Wednesday, 5 September 2012

Spoonfest spoons

Here are the spoons I made/started at spoonfest. They're made from sycamore and cherry, using some of the techniques I learnt at the festival.





Birch scoop and spoons

Here are a few spoons I made before heading off to Spoonfest. The scoop is the first I've made. The curve of the scoop follows the original curve of the branch it was carved from. 

Tuesday, 4 September 2012

Handling knives myself

I've always admired woodware that has tastefully done kolrosing or chip carving. At the recently Spoonfest, I was unfortunately unable to go along to Janharm ter Brugge's engraving class. I have however purchased a chip carving blade and a stab blade from Nic Westermann. I'm aware that engraving, kolrosing and chip carving can all be done with regular wood carving knives I wanted something I would feel comfortable with. I can't think of a better way to ensure that a knife is comfortable to use than making the handle myself.

Using a piece of hawthorn, I carved out two handles, both styled on the handle my Ben Orford sloyd knife has. I'm quite pleased with the results and surprised at how quick they were to make, busting out each on them in an evening after work. With the handles and blades ready I just had to fit them. Oh his site, Nic recommends drilling into the handle then moving the bit side-to-side to create a space for the blade's tang to slot in, then epoxying it in place. Since I don't have a drill I popped over to my folks' place to borrow theirs.

The drilling was fairly easy once I managed to find a drill bit small enough. Without a proper workbench I had to clamp the handles to the armrest of the bench in their garden. Here I learned my first important lesson: don't let the clamp sit directly on the knife handle as it'll dent it. I took my time drilling and ended up with a hole a little wider than needed, but I whittled a few slivers of wood down to wedge the blade into the gap. In the end I used super-glue and my mini-wedges to fix the blades in place.

The final result is one I'm happy with as a first attempt at handling knife blades (something that could become addictive). The biggest flaw in my work is that the blades aren't set perfectly square into the handle. This might not be an issue as I get used to their position in the handle through frequent use of them, but it's definitely an aspect I could improve on if/when I put together another knife.

A bit more practice I think.

My next tool-making project might be either to handle an axe, or make myself a knife blade. Seeing as I'm pretty well stocked for tools at the moment it may be a while before either task comes to fruition. 

Wednesday, 15 August 2012

Off to Spoonfest

This weekend is the first international Spoonfest, being held in Edale. Spooncarvers from around the world (although I imagine British carvers will make up most of the numbers) will gather to attend workshops, listen to talks, play with shiny new tools and carve lots and lots of lovely spoons.
I will be in attendance and I am thoroughly excited by the line-up of guest talkers and workshop holders. There are quite a few 'big' names from the relatively small world of spoon carving and green woodworking. There will be Robin Wood, Barn the Spoon, Jogge Sundqvist and Mike Abbot to name but a few. The full line-up can be seen on the website (just click on the image).
From the Spoonfest I'll be heading on up to Scotland. There will be a couple of days in Edinburgh for the craziness of the Fringe festival before heading into the Highlands to see Ben Nevis, Loch Ness and the Cairngorms.

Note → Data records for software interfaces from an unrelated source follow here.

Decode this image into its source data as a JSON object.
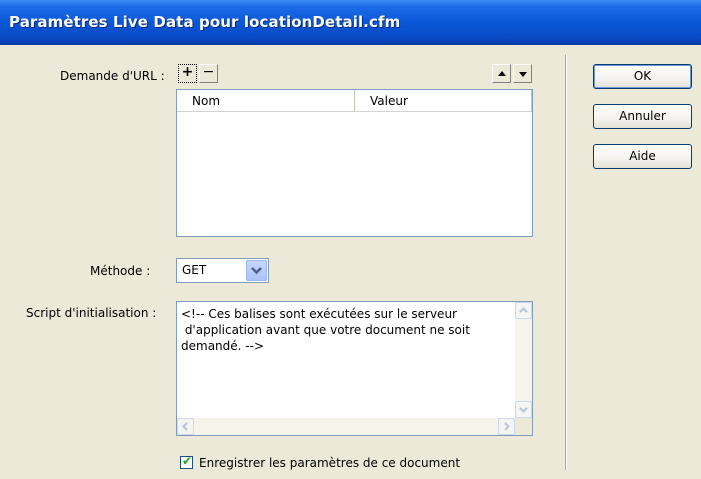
{
  "window": {
    "title": "Paramètres Live Data pour locationDetail.cfm"
  },
  "url_request": {
    "label": "Demande d'URL :",
    "add_label": "+",
    "remove_label": "−",
    "columns": [
      "Nom",
      "Valeur"
    ],
    "rows": []
  },
  "method": {
    "label": "Méthode :",
    "value": "GET"
  },
  "init_script": {
    "label": "Script d'initialisation :",
    "text": "<!-- Ces balises sont exécutées sur le serveur\n d'application avant que votre document ne soit\ndemandé. -->"
  },
  "save_option": {
    "label": "Enregistrer les paramètres de ce document",
    "checked": true
  },
  "buttons": {
    "ok": "OK",
    "cancel": "Annuler",
    "help": "Aide"
  },
  "colors": {
    "title_bar": "#0a58d8",
    "dialog_bg": "#ece9d8",
    "field_border": "#7f9db9",
    "check_green": "#21a121"
  }
}
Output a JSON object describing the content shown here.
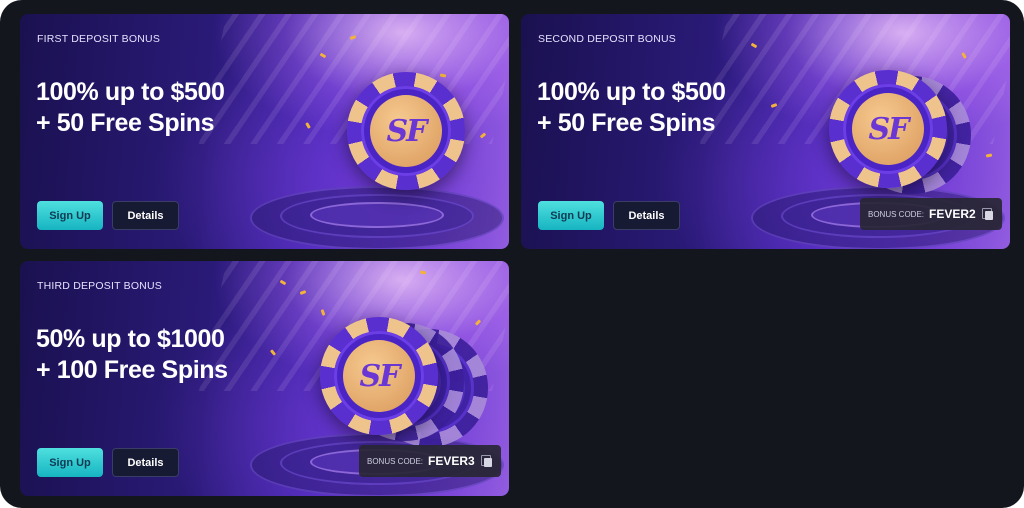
{
  "promotions": [
    {
      "label": "FIRST DEPOSIT BONUS",
      "headline_line1": "100% up to $500",
      "headline_line2": "+ 50 Free Spins",
      "signup_label": "Sign Up",
      "details_label": "Details",
      "chip_logo": "SF"
    },
    {
      "label": "SECOND DEPOSIT BONUS",
      "headline_line1": "100% up to $500",
      "headline_line2": "+ 50 Free Spins",
      "signup_label": "Sign Up",
      "details_label": "Details",
      "bonus_code_label": "BONUS CODE:",
      "bonus_code": "FEVER2",
      "chip_logo": "SF"
    },
    {
      "label": "THIRD DEPOSIT BONUS",
      "headline_line1": "50% up to $1000",
      "headline_line2": "+ 100 Free Spins",
      "signup_label": "Sign Up",
      "details_label": "Details",
      "bonus_code_label": "BONUS CODE:",
      "bonus_code": "FEVER3",
      "chip_logo": "SF"
    }
  ],
  "colors": {
    "page_background": "#14161d",
    "signup_button": "#2ccad0",
    "details_button": "#171a33",
    "chip_gold": "#efc48c",
    "chip_purple": "#5a2fd0"
  },
  "icons": {
    "copy": "copy-icon"
  }
}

Monday, 19 March 2012

New knives

Here are a couple of knives from the fantastic blacksmith and all-round nice guy Ben Orford. They are both handled with apple wood and the blades are 01 tool steel. I really like the handle on the sloyd knife (the smaller of the two), but I've found myself using the larger 'woodlander' more often. With a full tang, it's a very strong knife, allowing me to make big, powerful cuts with confidence. Recently I've been doing a lot of my carving indoors, so this knife is able to quickly remove wood in areas where I might otherwise use an axe.
Aside from being very functional items, I find both of these knives to be aesthetically great and incredibly comfortable to use for extended periods.

Wednesday, 7 March 2012

Birch and sycamore spoons

 A small bowled birch spoon with a thin handle.
 A shallow sycamore with a short handle and a bit of detailing on the end of the handle.
A spalted birch eating spoon. I quite like the shape of this one.

Tuesday, 28 February 2012

A ladle and an eating spoon

The ladle is in birch. Unfortunately there is a tiny hole in the bowl, probably caused by an insect. It is a very small hole and probably won't make a difference to its use.

This is a mystery wood taken from a firewood pile. It's got a lovely colour and grain to it. Let me know if you can name the wood.